> Material for this task

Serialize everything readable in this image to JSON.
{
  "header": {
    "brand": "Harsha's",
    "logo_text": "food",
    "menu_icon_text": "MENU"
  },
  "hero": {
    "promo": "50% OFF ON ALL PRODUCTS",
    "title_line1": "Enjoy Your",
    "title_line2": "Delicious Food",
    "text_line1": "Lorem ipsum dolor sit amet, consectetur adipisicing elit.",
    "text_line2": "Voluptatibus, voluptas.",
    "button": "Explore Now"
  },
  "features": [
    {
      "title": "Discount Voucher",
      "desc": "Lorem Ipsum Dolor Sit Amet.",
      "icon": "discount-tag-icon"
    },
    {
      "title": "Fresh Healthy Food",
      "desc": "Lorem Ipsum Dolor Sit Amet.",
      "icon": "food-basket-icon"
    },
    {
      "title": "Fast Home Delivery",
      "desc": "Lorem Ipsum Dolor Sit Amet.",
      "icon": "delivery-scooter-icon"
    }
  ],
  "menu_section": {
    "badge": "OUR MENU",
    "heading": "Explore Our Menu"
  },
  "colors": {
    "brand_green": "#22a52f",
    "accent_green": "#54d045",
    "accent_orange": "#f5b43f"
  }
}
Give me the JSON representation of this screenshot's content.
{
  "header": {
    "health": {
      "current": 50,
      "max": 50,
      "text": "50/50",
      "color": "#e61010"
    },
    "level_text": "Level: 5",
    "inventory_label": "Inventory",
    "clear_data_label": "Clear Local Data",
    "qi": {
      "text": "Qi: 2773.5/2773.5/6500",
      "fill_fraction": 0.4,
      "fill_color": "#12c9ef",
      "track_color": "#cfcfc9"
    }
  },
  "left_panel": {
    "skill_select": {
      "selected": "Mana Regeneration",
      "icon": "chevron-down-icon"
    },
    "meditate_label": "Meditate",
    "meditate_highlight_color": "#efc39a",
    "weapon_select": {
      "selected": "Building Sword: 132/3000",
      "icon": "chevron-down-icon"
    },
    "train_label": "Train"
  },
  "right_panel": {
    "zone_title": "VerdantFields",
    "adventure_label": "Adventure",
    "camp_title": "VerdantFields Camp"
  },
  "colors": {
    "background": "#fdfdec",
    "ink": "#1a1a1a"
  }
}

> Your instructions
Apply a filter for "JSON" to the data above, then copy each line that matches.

> Answer space
Serialize everything readable in this image to JSON.
Give me the JSON representation of this screenshot's content.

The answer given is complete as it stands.